On a recent day, two teens chuckle in the back corner of a classroom full of students. A young man of African descent walks by and sees what the two are so hysterical about: another Ebola joke on Instagram.Read more…
One way that some teens and others have learned to deal with their fears is through amusement.
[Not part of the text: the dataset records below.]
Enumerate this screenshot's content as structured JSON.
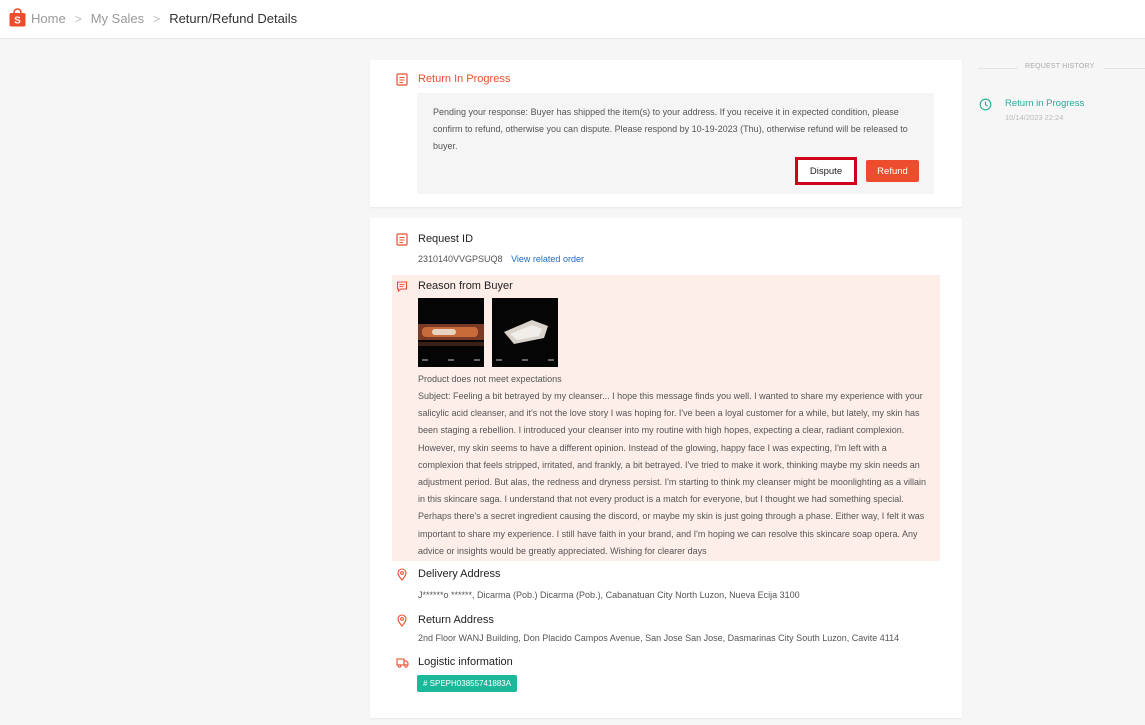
{
  "breadcrumb": {
    "home": "Home",
    "my_sales": "My Sales",
    "current": "Return/Refund Details",
    "separator": ">"
  },
  "status_card": {
    "title": "Return In Progress",
    "message": "Pending your response: Buyer has shipped the item(s) to your address. If you receive it in expected condition, please confirm to refund, otherwise you can dispute. Please respond by 10-19-2023 (Thu), otherwise refund will be released to buyer.",
    "dispute_label": "Dispute",
    "refund_label": "Refund"
  },
  "details": {
    "request_id_title": "Request ID",
    "request_id": "2310140VVGPSUQ8",
    "view_order_link": "View related order",
    "reason_title": "Reason from Buyer",
    "reason_summary": "Product does not meet expectations",
    "reason_body": "Subject: Feeling a bit betrayed by my cleanser... I hope this message finds you well. I wanted to share my experience with your salicylic acid cleanser, and it's not the love story I was hoping for. I've been a loyal customer for a while, but lately, my skin has been staging a rebellion. I introduced your cleanser into my routine with high hopes, expecting a clear, radiant complexion. However, my skin seems to have a different opinion. Instead of the glowing, happy face I was expecting, I'm left with a complexion that feels stripped, irritated, and frankly, a bit betrayed. I've tried to make it work, thinking maybe my skin needs an adjustment period. But alas, the redness and dryness persist. I'm starting to think my cleanser might be moonlighting as a villain in this skincare saga. I understand that not every product is a match for everyone, but I thought we had something special. Perhaps there's a secret ingredient causing the discord, or maybe my skin is just going through a phase. Either way, I felt it was important to share my experience. I still have faith in your brand, and I'm hoping we can resolve this skincare soap opera. Any advice or insights would be greatly appreciated. Wishing for clearer days",
    "delivery_title": "Delivery Address",
    "delivery_address": "J******o ******, Dicarma (Pob.) Dicarma (Pob.), Cabanatuan City North Luzon, Nueva Ecija 3100",
    "return_title": "Return Address",
    "return_address": "2nd Floor WANJ Building, Don Placido Campos Avenue, San Jose San Jose, Dasmarinas City South Luzon, Cavite 4114",
    "logistic_title": "Logistic information",
    "tracking_number": "# SPEPH03855741883A"
  },
  "history": {
    "title": "REQUEST HISTORY",
    "items": [
      {
        "status": "Return in Progress",
        "time": "10/14/2023 22:24"
      }
    ]
  },
  "colors": {
    "brand": "#ee4d2d",
    "teal": "#26aa99",
    "dispute_highlight": "#d0021b"
  }
}
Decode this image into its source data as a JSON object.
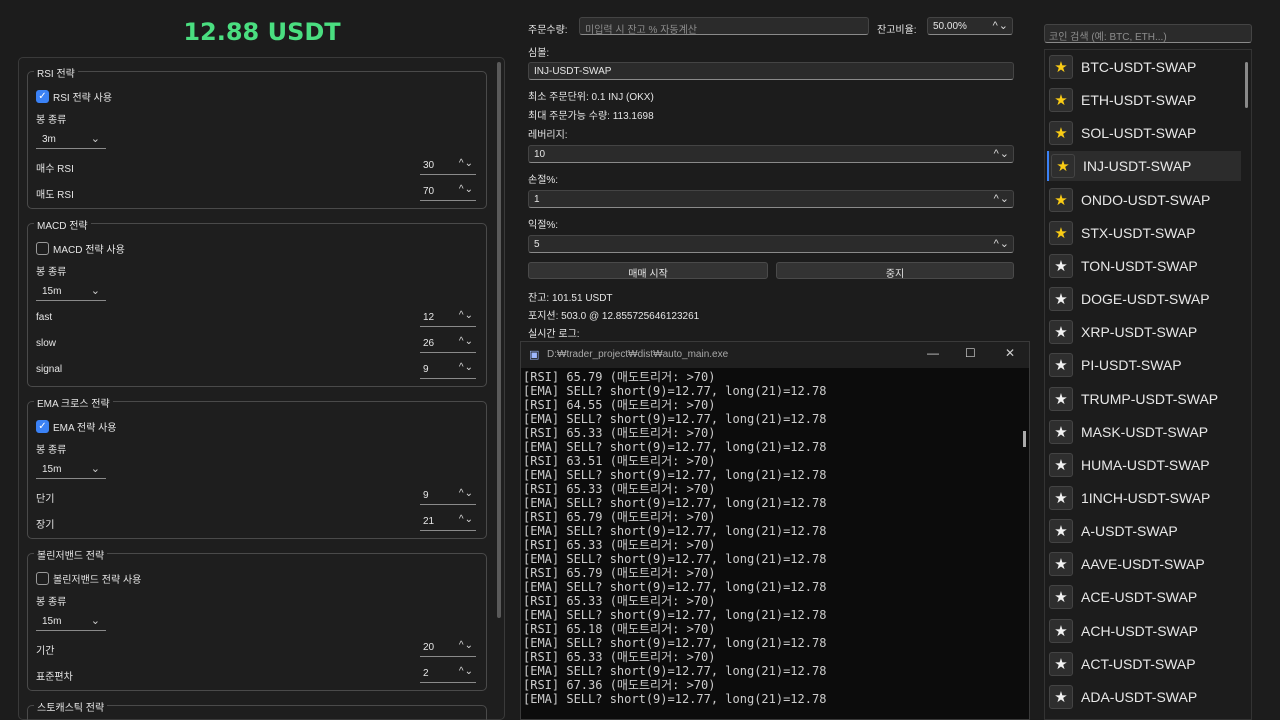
{
  "balance_title": "12.88 USDT",
  "strategies": {
    "rsi": {
      "title": "RSI 전략",
      "enable_label": "RSI 전략 사용",
      "enabled": true,
      "candle_label": "봉 종류",
      "candle": "3m",
      "params": [
        {
          "label": "매수 RSI",
          "value": "30"
        },
        {
          "label": "매도 RSI",
          "value": "70"
        }
      ]
    },
    "macd": {
      "title": "MACD 전략",
      "enable_label": "MACD 전략 사용",
      "enabled": false,
      "candle_label": "봉 종류",
      "candle": "15m",
      "params": [
        {
          "label": "fast",
          "value": "12"
        },
        {
          "label": "slow",
          "value": "26"
        },
        {
          "label": "signal",
          "value": "9"
        }
      ]
    },
    "ema": {
      "title": "EMA 크로스 전략",
      "enable_label": "EMA 전략 사용",
      "enabled": true,
      "candle_label": "봉 종류",
      "candle": "15m",
      "params": [
        {
          "label": "단기",
          "value": "9"
        },
        {
          "label": "장기",
          "value": "21"
        }
      ]
    },
    "bollinger": {
      "title": "볼린저밴드 전략",
      "enable_label": "볼린저밴드 전략 사용",
      "enabled": false,
      "candle_label": "봉 종류",
      "candle": "15m",
      "params": [
        {
          "label": "기간",
          "value": "20"
        },
        {
          "label": "표준편차",
          "value": "2"
        }
      ]
    },
    "stochastic": {
      "title": "스토캐스틱 전략"
    }
  },
  "order": {
    "qty_label": "주문수량:",
    "qty_placeholder": "미입력 시 잔고 % 자동계산",
    "ratio_label": "잔고비율:",
    "ratio_value": "50.00%",
    "symbol_label": "심볼:",
    "symbol_value": "INJ-USDT-SWAP",
    "min_unit": "최소 주문단위: 0.1 INJ (OKX)",
    "max_qty": "최대 주문가능 수량: 113.1698",
    "leverage_label": "레버리지:",
    "leverage_value": "10",
    "stoploss_label": "손절%:",
    "stoploss_value": "1",
    "takeprofit_label": "익절%:",
    "takeprofit_value": "5",
    "start_button": "매매 시작",
    "stop_button": "중지",
    "balance_text": "잔고: 101.51 USDT",
    "position_text": "포지션: 503.0 @ 12.855725646123261",
    "log_label": "실시간 로그:"
  },
  "console": {
    "title": "D:₩trader_project₩dist₩auto_main.exe",
    "lines": [
      "[RSI] 65.79 (매도트리거: >70)",
      "[EMA] SELL? short(9)=12.77, long(21)=12.78",
      "[RSI] 64.55 (매도트리거: >70)",
      "[EMA] SELL? short(9)=12.77, long(21)=12.78",
      "[RSI] 65.33 (매도트리거: >70)",
      "[EMA] SELL? short(9)=12.77, long(21)=12.78",
      "[RSI] 63.51 (매도트리거: >70)",
      "[EMA] SELL? short(9)=12.77, long(21)=12.78",
      "[RSI] 65.33 (매도트리거: >70)",
      "[EMA] SELL? short(9)=12.77, long(21)=12.78",
      "[RSI] 65.79 (매도트리거: >70)",
      "[EMA] SELL? short(9)=12.77, long(21)=12.78",
      "[RSI] 65.33 (매도트리거: >70)",
      "[EMA] SELL? short(9)=12.77, long(21)=12.78",
      "[RSI] 65.79 (매도트리거: >70)",
      "[EMA] SELL? short(9)=12.77, long(21)=12.78",
      "[RSI] 65.33 (매도트리거: >70)",
      "[EMA] SELL? short(9)=12.77, long(21)=12.78",
      "[RSI] 65.18 (매도트리거: >70)",
      "[EMA] SELL? short(9)=12.77, long(21)=12.78",
      "[RSI] 65.33 (매도트리거: >70)",
      "[EMA] SELL? short(9)=12.77, long(21)=12.78",
      "[RSI] 67.36 (매도트리거: >70)",
      "[EMA] SELL? short(9)=12.77, long(21)=12.78"
    ]
  },
  "coin_search_placeholder": "코인 검색 (예: BTC, ETH...)",
  "coins": [
    {
      "name": "BTC-USDT-SWAP",
      "fav": true
    },
    {
      "name": "ETH-USDT-SWAP",
      "fav": true
    },
    {
      "name": "SOL-USDT-SWAP",
      "fav": true
    },
    {
      "name": "INJ-USDT-SWAP",
      "fav": true,
      "selected": true
    },
    {
      "name": "ONDO-USDT-SWAP",
      "fav": true
    },
    {
      "name": "STX-USDT-SWAP",
      "fav": true
    },
    {
      "name": "TON-USDT-SWAP",
      "fav": false
    },
    {
      "name": "DOGE-USDT-SWAP",
      "fav": false
    },
    {
      "name": "XRP-USDT-SWAP",
      "fav": false
    },
    {
      "name": "PI-USDT-SWAP",
      "fav": false
    },
    {
      "name": "TRUMP-USDT-SWAP",
      "fav": false
    },
    {
      "name": "MASK-USDT-SWAP",
      "fav": false
    },
    {
      "name": "HUMA-USDT-SWAP",
      "fav": false
    },
    {
      "name": "1INCH-USDT-SWAP",
      "fav": false
    },
    {
      "name": "A-USDT-SWAP",
      "fav": false
    },
    {
      "name": "AAVE-USDT-SWAP",
      "fav": false
    },
    {
      "name": "ACE-USDT-SWAP",
      "fav": false
    },
    {
      "name": "ACH-USDT-SWAP",
      "fav": false
    },
    {
      "name": "ACT-USDT-SWAP",
      "fav": false
    },
    {
      "name": "ADA-USDT-SWAP",
      "fav": false
    }
  ],
  "colors": {
    "accent": "#3b82f6",
    "balance_green": "#4ade80",
    "favorite_star": "#facc15"
  }
}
However, to other teens -- especially those with recent roots in Africa -- the Ebola gags are not funny.
“I mean, they are ignorant,” says Kadidiatou Bah, 16, from the Edward M. Kennedy Academy for Health Careers, whose family is from Guinea,“but it is what it is.” After the outbreak of Ebola, Augustine Ubah, 16, says some family members in Nigeria had stopped getting education because they shut down schools to halt the spread.
“It is a little extreme that people over-exaggerate and think all Africans have Ebola,” says Ubah, who attends Health Careers Academy and came to the US from Nigeria in 2012. “The fact that I don’t have Ebola means the stereotypes don’t affect me.” Teens say they understand why nervous youth may kid around about Ebola but feel that at some point, enough is enough. Joseph Getachew, 16, from Hyde Park, whose father is from Ethiopia, says: “I think that the jokes are getting annoying.”